Repeat all the data exactly, and where a record holds a picture, leave that picture out.

==== Information given

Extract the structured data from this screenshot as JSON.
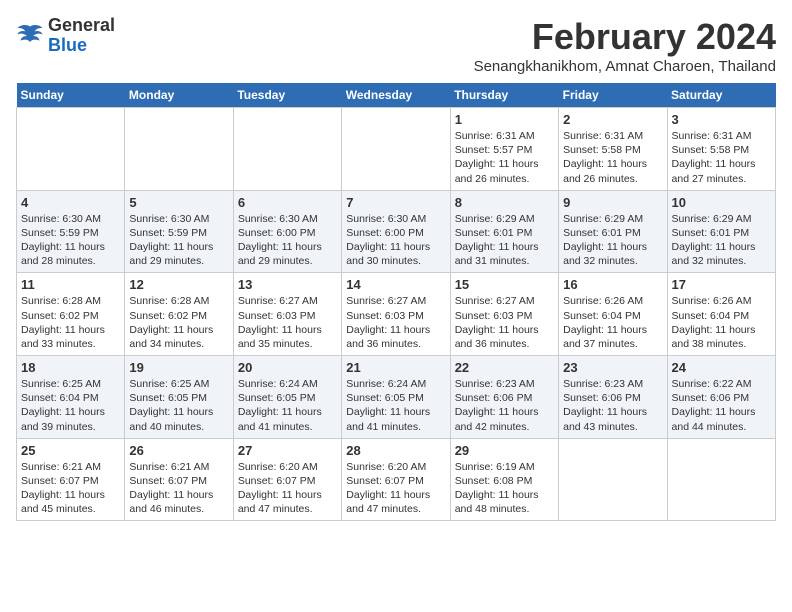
{
  "logo": {
    "general": "General",
    "blue": "Blue"
  },
  "header": {
    "month_year": "February 2024",
    "location": "Senangkhanikhom, Amnat Charoen, Thailand"
  },
  "weekdays": [
    "Sunday",
    "Monday",
    "Tuesday",
    "Wednesday",
    "Thursday",
    "Friday",
    "Saturday"
  ],
  "weeks": [
    [
      {
        "date": "",
        "sunrise": "",
        "sunset": "",
        "daylight": ""
      },
      {
        "date": "",
        "sunrise": "",
        "sunset": "",
        "daylight": ""
      },
      {
        "date": "",
        "sunrise": "",
        "sunset": "",
        "daylight": ""
      },
      {
        "date": "",
        "sunrise": "",
        "sunset": "",
        "daylight": ""
      },
      {
        "date": "1",
        "sunrise": "Sunrise: 6:31 AM",
        "sunset": "Sunset: 5:57 PM",
        "daylight": "Daylight: 11 hours and 26 minutes."
      },
      {
        "date": "2",
        "sunrise": "Sunrise: 6:31 AM",
        "sunset": "Sunset: 5:58 PM",
        "daylight": "Daylight: 11 hours and 26 minutes."
      },
      {
        "date": "3",
        "sunrise": "Sunrise: 6:31 AM",
        "sunset": "Sunset: 5:58 PM",
        "daylight": "Daylight: 11 hours and 27 minutes."
      }
    ],
    [
      {
        "date": "4",
        "sunrise": "Sunrise: 6:30 AM",
        "sunset": "Sunset: 5:59 PM",
        "daylight": "Daylight: 11 hours and 28 minutes."
      },
      {
        "date": "5",
        "sunrise": "Sunrise: 6:30 AM",
        "sunset": "Sunset: 5:59 PM",
        "daylight": "Daylight: 11 hours and 29 minutes."
      },
      {
        "date": "6",
        "sunrise": "Sunrise: 6:30 AM",
        "sunset": "Sunset: 6:00 PM",
        "daylight": "Daylight: 11 hours and 29 minutes."
      },
      {
        "date": "7",
        "sunrise": "Sunrise: 6:30 AM",
        "sunset": "Sunset: 6:00 PM",
        "daylight": "Daylight: 11 hours and 30 minutes."
      },
      {
        "date": "8",
        "sunrise": "Sunrise: 6:29 AM",
        "sunset": "Sunset: 6:01 PM",
        "daylight": "Daylight: 11 hours and 31 minutes."
      },
      {
        "date": "9",
        "sunrise": "Sunrise: 6:29 AM",
        "sunset": "Sunset: 6:01 PM",
        "daylight": "Daylight: 11 hours and 32 minutes."
      },
      {
        "date": "10",
        "sunrise": "Sunrise: 6:29 AM",
        "sunset": "Sunset: 6:01 PM",
        "daylight": "Daylight: 11 hours and 32 minutes."
      }
    ],
    [
      {
        "date": "11",
        "sunrise": "Sunrise: 6:28 AM",
        "sunset": "Sunset: 6:02 PM",
        "daylight": "Daylight: 11 hours and 33 minutes."
      },
      {
        "date": "12",
        "sunrise": "Sunrise: 6:28 AM",
        "sunset": "Sunset: 6:02 PM",
        "daylight": "Daylight: 11 hours and 34 minutes."
      },
      {
        "date": "13",
        "sunrise": "Sunrise: 6:27 AM",
        "sunset": "Sunset: 6:03 PM",
        "daylight": "Daylight: 11 hours and 35 minutes."
      },
      {
        "date": "14",
        "sunrise": "Sunrise: 6:27 AM",
        "sunset": "Sunset: 6:03 PM",
        "daylight": "Daylight: 11 hours and 36 minutes."
      },
      {
        "date": "15",
        "sunrise": "Sunrise: 6:27 AM",
        "sunset": "Sunset: 6:03 PM",
        "daylight": "Daylight: 11 hours and 36 minutes."
      },
      {
        "date": "16",
        "sunrise": "Sunrise: 6:26 AM",
        "sunset": "Sunset: 6:04 PM",
        "daylight": "Daylight: 11 hours and 37 minutes."
      },
      {
        "date": "17",
        "sunrise": "Sunrise: 6:26 AM",
        "sunset": "Sunset: 6:04 PM",
        "daylight": "Daylight: 11 hours and 38 minutes."
      }
    ],
    [
      {
        "date": "18",
        "sunrise": "Sunrise: 6:25 AM",
        "sunset": "Sunset: 6:04 PM",
        "daylight": "Daylight: 11 hours and 39 minutes."
      },
      {
        "date": "19",
        "sunrise": "Sunrise: 6:25 AM",
        "sunset": "Sunset: 6:05 PM",
        "daylight": "Daylight: 11 hours and 40 minutes."
      },
      {
        "date": "20",
        "sunrise": "Sunrise: 6:24 AM",
        "sunset": "Sunset: 6:05 PM",
        "daylight": "Daylight: 11 hours and 41 minutes."
      },
      {
        "date": "21",
        "sunrise": "Sunrise: 6:24 AM",
        "sunset": "Sunset: 6:05 PM",
        "daylight": "Daylight: 11 hours and 41 minutes."
      },
      {
        "date": "22",
        "sunrise": "Sunrise: 6:23 AM",
        "sunset": "Sunset: 6:06 PM",
        "daylight": "Daylight: 11 hours and 42 minutes."
      },
      {
        "date": "23",
        "sunrise": "Sunrise: 6:23 AM",
        "sunset": "Sunset: 6:06 PM",
        "daylight": "Daylight: 11 hours and 43 minutes."
      },
      {
        "date": "24",
        "sunrise": "Sunrise: 6:22 AM",
        "sunset": "Sunset: 6:06 PM",
        "daylight": "Daylight: 11 hours and 44 minutes."
      }
    ],
    [
      {
        "date": "25",
        "sunrise": "Sunrise: 6:21 AM",
        "sunset": "Sunset: 6:07 PM",
        "daylight": "Daylight: 11 hours and 45 minutes."
      },
      {
        "date": "26",
        "sunrise": "Sunrise: 6:21 AM",
        "sunset": "Sunset: 6:07 PM",
        "daylight": "Daylight: 11 hours and 46 minutes."
      },
      {
        "date": "27",
        "sunrise": "Sunrise: 6:20 AM",
        "sunset": "Sunset: 6:07 PM",
        "daylight": "Daylight: 11 hours and 47 minutes."
      },
      {
        "date": "28",
        "sunrise": "Sunrise: 6:20 AM",
        "sunset": "Sunset: 6:07 PM",
        "daylight": "Daylight: 11 hours and 47 minutes."
      },
      {
        "date": "29",
        "sunrise": "Sunrise: 6:19 AM",
        "sunset": "Sunset: 6:08 PM",
        "daylight": "Daylight: 11 hours and 48 minutes."
      },
      {
        "date": "",
        "sunrise": "",
        "sunset": "",
        "daylight": ""
      },
      {
        "date": "",
        "sunrise": "",
        "sunset": "",
        "daylight": ""
      }
    ]
  ]
}
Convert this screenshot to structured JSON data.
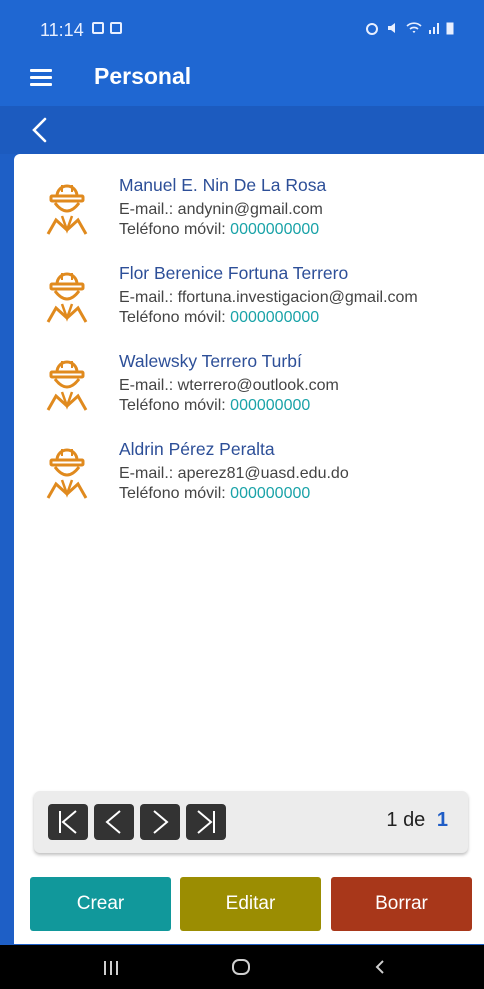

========

### Problem solution
Extract the structured data from this screenshot as JSON.
{
  "logo": {
    "general": "General",
    "blue": "Blue"
  },
  "header": {
    "month_year": "February 2024",
    "location": "Senangkhanikhom, Amnat Charoen, Thailand"
  },
  "weekdays": [
    "Sunday",
    "Monday",
    "Tuesday",
    "Wednesday",
    "Thursday",
    "Friday",
    "Saturday"
  ],
  "weeks": [
    [
      {
        "date": "",
        "sunrise": "",
        "sunset": "",
        "daylight": ""
      },
      {
        "date": "",
        "sunrise": "",
        "sunset": "",
        "daylight": ""
      },
      {
        "date": "",
        "sunrise": "",
        "sunset": "",
        "daylight": ""
      },
      {
        "date": "",
        "sunrise": "",
        "sunset": "",
        "daylight": ""
      },
      {
        "date": "1",
        "sunrise": "Sunrise: 6:31 AM",
        "sunset": "Sunset: 5:57 PM",
        "daylight": "Daylight: 11 hours and 26 minutes."
      },
      {
        "date": "2",
        "sunrise": "Sunrise: 6:31 AM",
        "sunset": "Sunset: 5:58 PM",
        "daylight": "Daylight: 11 hours and 26 minutes."
      },
      {
        "date": "3",
        "sunrise": "Sunrise: 6:31 AM",
        "sunset": "Sunset: 5:58 PM",
        "daylight": "Daylight: 11 hours and 27 minutes."
      }
    ],
    [
      {
        "date": "4",
        "sunrise": "Sunrise: 6:30 AM",
        "sunset": "Sunset: 5:59 PM",
        "daylight": "Daylight: 11 hours and 28 minutes."
      },
      {
        "date": "5",
        "sunrise": "Sunrise: 6:30 AM",
        "sunset": "Sunset: 5:59 PM",
        "daylight": "Daylight: 11 hours and 29 minutes."
      },
      {
        "date": "6",
        "sunrise": "Sunrise: 6:30 AM",
        "sunset": "Sunset: 6:00 PM",
        "daylight": "Daylight: 11 hours and 29 minutes."
      },
      {
        "date": "7",
        "sunrise": "Sunrise: 6:30 AM",
        "sunset": "Sunset: 6:00 PM",
        "daylight": "Daylight: 11 hours and 30 minutes."
      },
      {
        "date": "8",
        "sunrise": "Sunrise: 6:29 AM",
        "sunset": "Sunset: 6:01 PM",
        "daylight": "Daylight: 11 hours and 31 minutes."
      },
      {
        "date": "9",
        "sunrise": "Sunrise: 6:29 AM",
        "sunset": "Sunset: 6:01 PM",
        "daylight": "Daylight: 11 hours and 32 minutes."
      },
      {
        "date": "10",
        "sunrise": "Sunrise: 6:29 AM",
        "sunset": "Sunset: 6:01 PM",
        "daylight": "Daylight: 11 hours and 32 minutes."
      }
    ],
    [
      {
        "date": "11",
        "sunrise": "Sunrise: 6:28 AM",
        "sunset": "Sunset: 6:02 PM",
        "daylight": "Daylight: 11 hours and 33 minutes."
      },
      {
        "date": "12",
        "sunrise": "Sunrise: 6:28 AM",
        "sunset": "Sunset: 6:02 PM",
        "daylight": "Daylight: 11 hours and 34 minutes."
      },
      {
        "date": "13",
        "sunrise": "Sunrise: 6:27 AM",
        "sunset": "Sunset: 6:03 PM",
        "daylight": "Daylight: 11 hours and 35 minutes."
      },
      {
        "date": "14",
        "sunrise": "Sunrise: 6:27 AM",
        "sunset": "Sunset: 6:03 PM",
        "daylight": "Daylight: 11 hours and 36 minutes."
      },
      {
        "date": "15",
        "sunrise": "Sunrise: 6:27 AM",
        "sunset": "Sunset: 6:03 PM",
        "daylight": "Daylight: 11 hours and 36 minutes."
      },
      {
        "date": "16",
        "sunrise": "Sunrise: 6:26 AM",
        "sunset": "Sunset: 6:04 PM",
        "daylight": "Daylight: 11 hours and 37 minutes."
      },
      {
        "date": "17",
        "sunrise": "Sunrise: 6:26 AM",
        "sunset": "Sunset: 6:04 PM",
        "daylight": "Daylight: 11 hours and 38 minutes."
      }
    ],
    [
      {
        "date": "18",
        "sunrise": "Sunrise: 6:25 AM",
        "sunset": "Sunset: 6:04 PM",
        "daylight": "Daylight: 11 hours and 39 minutes."
      },
      {
        "date": "19",
        "sunrise": "Sunrise: 6:25 AM",
        "sunset": "Sunset: 6:05 PM",
        "daylight": "Daylight: 11 hours and 40 minutes."
      },
      {
        "date": "20",
        "sunrise": "Sunrise: 6:24 AM",
        "sunset": "Sunset: 6:05 PM",
        "daylight": "Daylight: 11 hours and 41 minutes."
      },
      {
        "date": "21",
        "sunrise": "Sunrise: 6:24 AM",
        "sunset": "Sunset: 6:05 PM",
        "daylight": "Daylight: 11 hours and 41 minutes."
      },
      {
        "date": "22",
        "sunrise": "Sunrise: 6:23 AM",
        "sunset": "Sunset: 6:06 PM",
        "daylight": "Daylight: 11 hours and 42 minutes."
      },
      {
        "date": "23",
        "sunrise": "Sunrise: 6:23 AM",
        "sunset": "Sunset: 6:06 PM",
        "daylight": "Daylight: 11 hours and 43 minutes."
      },
      {
        "date": "24",
        "sunrise": "Sunrise: 6:22 AM",
        "sunset": "Sunset: 6:06 PM",
        "daylight": "Daylight: 11 hours and 44 minutes."
      }
    ],
    [
      {
        "date": "25",
        "sunrise": "Sunrise: 6:21 AM",
        "sunset": "Sunset: 6:07 PM",
        "daylight": "Daylight: 11 hours and 45 minutes."
      },
      {
        "date": "26",
        "sunrise": "Sunrise: 6:21 AM",
        "sunset": "Sunset: 6:07 PM",
        "daylight": "Daylight: 11 hours and 46 minutes."
      },
      {
        "date": "27",
        "sunrise": "Sunrise: 6:20 AM",
        "sunset": "Sunset: 6:07 PM",
        "daylight": "Daylight: 11 hours and 47 minutes."
      },
      {
        "date": "28",
        "sunrise": "Sunrise: 6:20 AM",
        "sunset": "Sunset: 6:07 PM",
        "daylight": "Daylight: 11 hours and 47 minutes."
      },
      {
        "date": "29",
        "sunrise": "Sunrise: 6:19 AM",
        "sunset": "Sunset: 6:08 PM",
        "daylight": "Daylight: 11 hours and 48 minutes."
      },
      {
        "date": "",
        "sunrise": "",
        "sunset": "",
        "daylight": ""
      },
      {
        "date": "",
        "sunrise": "",
        "sunset": "",
        "daylight": ""
      }
    ]
  ]
}
Convert this screenshot to structured JSON data.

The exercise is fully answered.